This Friday, the World Cup opens in Germany. Teams from thirty-two countries will compete in sixty-four games. The champion of the world's most popular sport will be decided in the World Cup final on July ninth in Berlin.
Sports are important for physical health, but they can also educate people. Sports can teach teamwork, conflict resolution and cultural understanding, and improve how people feel about themselves.
These are some of the goals of a project launched by the United Nations refugee agency and Nike, the sports equipment company. The project is called "Together for Girls."
It began in two thousand four in refugee camps in Dadaab, in eastern Kenya. Most of the people in the camps are Somalis who fled civil war in their country in the early nineteen nineties.
The project was created as a way to improve education for girls in the camps. The U.N. refugee agency says that in the first year, new classrooms were built and additional teachers were hired. Students received books and other supplies.

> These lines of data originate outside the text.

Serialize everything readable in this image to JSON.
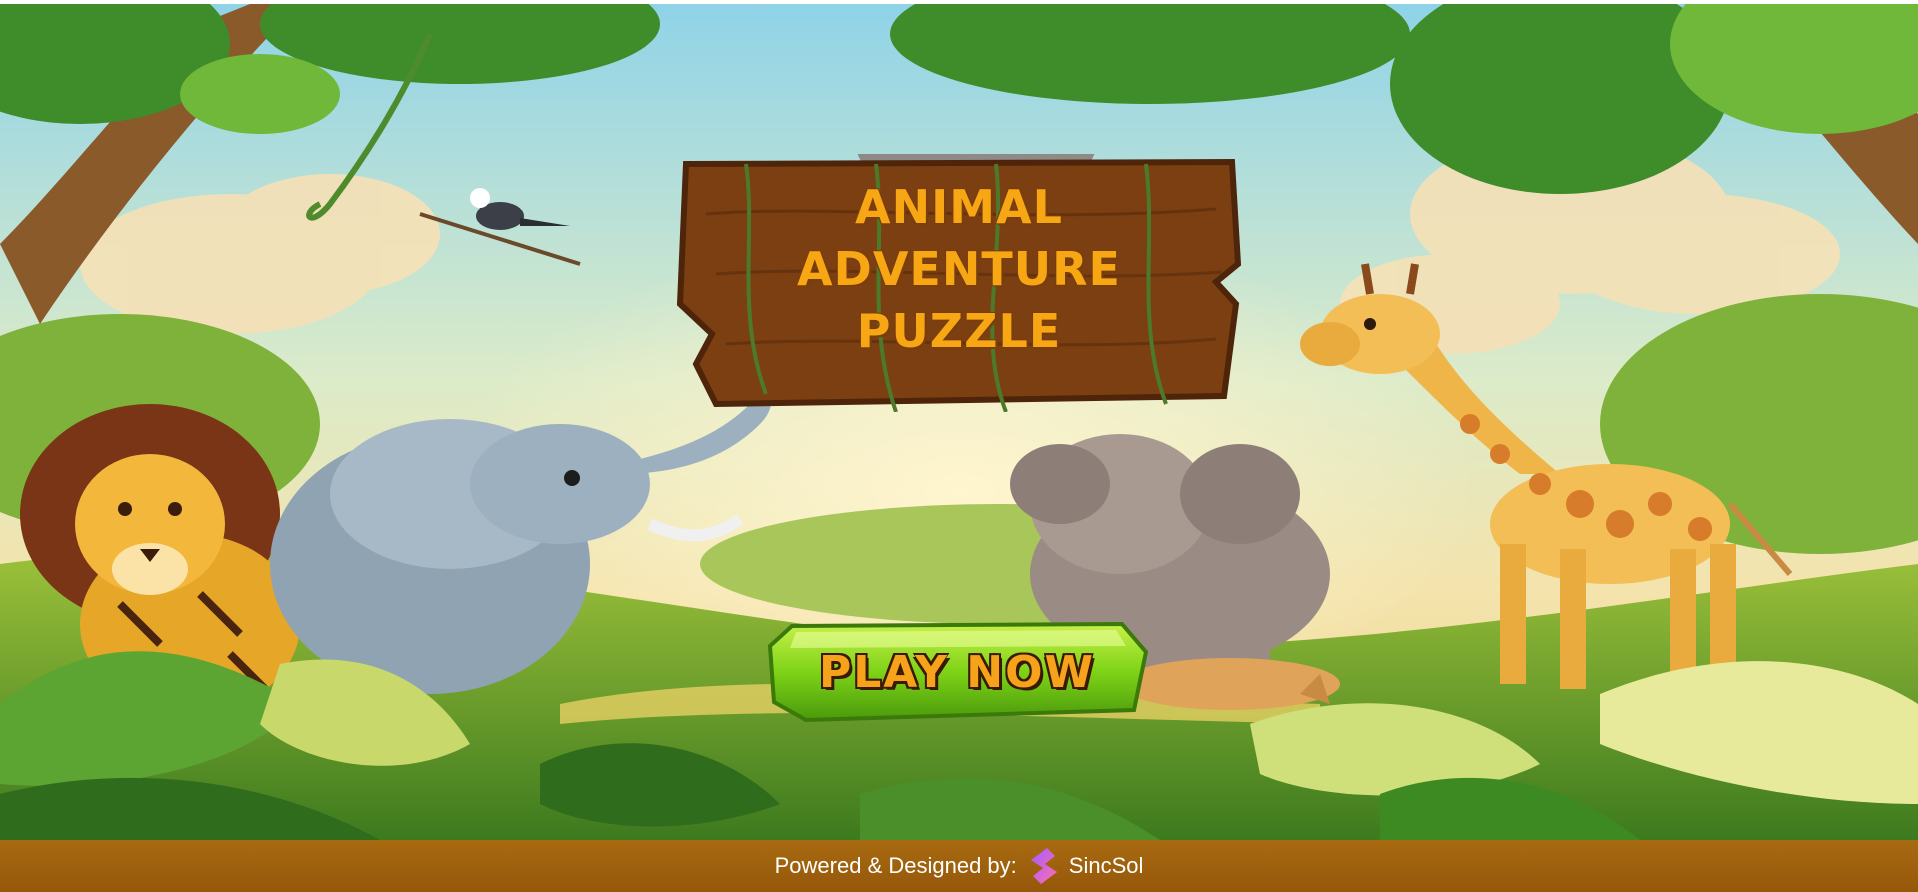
{
  "title": {
    "lines": [
      "ANIMAL",
      "ADVENTURE",
      "PUZZLE"
    ]
  },
  "play_button": {
    "label": "PLAY NOW"
  },
  "footer": {
    "powered_text": "Powered & Designed by:",
    "brand_name": "SincSol",
    "brand_icon": "sincsol-logo-icon"
  },
  "colors": {
    "title_text": "#f7a614",
    "sign_wood": "#7b3f12",
    "button_green": "#7ed317",
    "footer_bg": "#a0620d"
  },
  "illustration": {
    "animals": [
      "lion",
      "elephant",
      "baby-elephant",
      "giraffe",
      "anteater",
      "bird"
    ]
  }
}
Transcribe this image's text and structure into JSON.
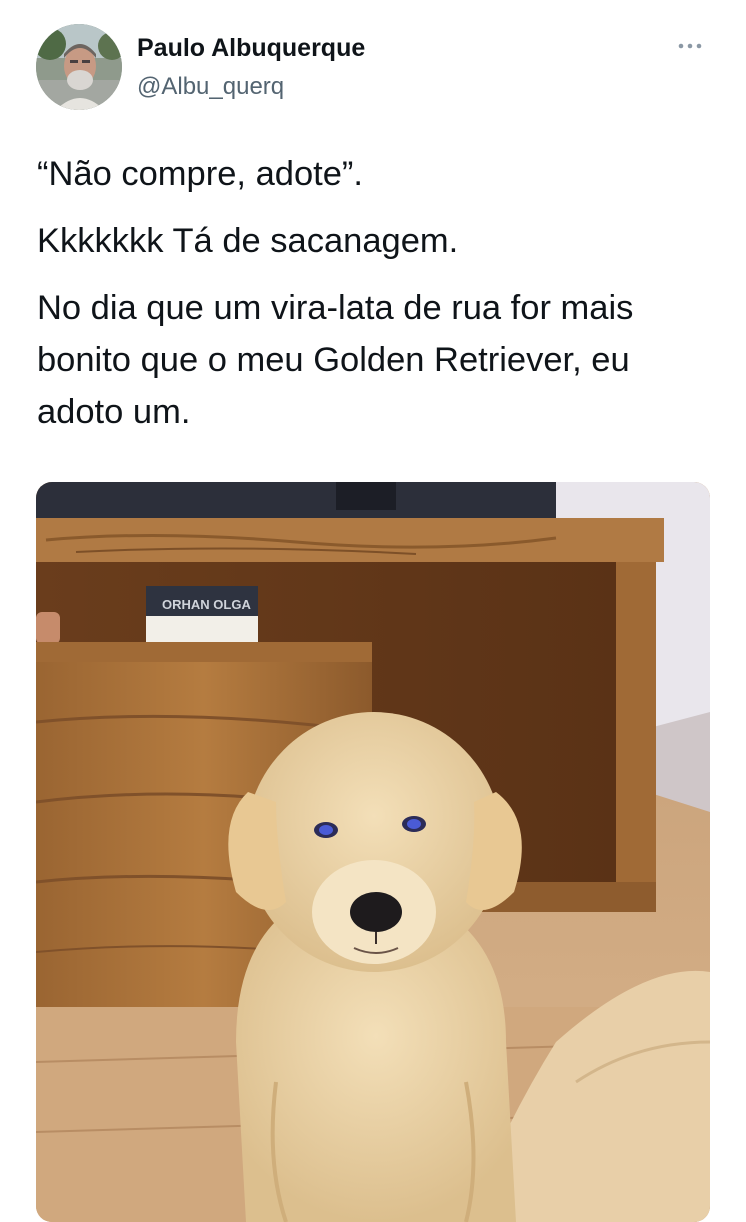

Nike took the program a step further. The American company has designed sportswear for Muslim girls among the refugees. The clothing gives them more freedom of movement than the traditional Somali hijabs they wear around their heads and bodies.
|Nike's Gulsun Erkal teaching the girls to sew their outfits|
Nike sent a team of female designers to research and create a new hijab for girls who play volleyball. Volleyball is a fast-moving game. It requires a lot of jumping and diving.
The new hijab is fitted yet conservative, so it is culturally sensitive to Somali Muslims.
Nike has said it will provide enough material for several hundred hijabs to be made. The company has also taught girls in Dadaab how to make them using locally produced materials.
Other sportswear makers also have special designs for Muslim women.
Nike is one of several companies represented on a business advisory committee to the U.N. refugee agency. The Council of Business Leaders was launched last year.
Microsoft is also on the council. The computer software company has been working with the agency on a system called Project Profile. This is used to store pictures and detailed records of the people in U.N. refugee camps. A number of Microsoft employees have given their time to help set up the system in more than forty countries.
This VOA Special English Development Report was written by Jill Moss. Read and listen to our reports at voaspecialenglish.com. I’m Faith Lapidus.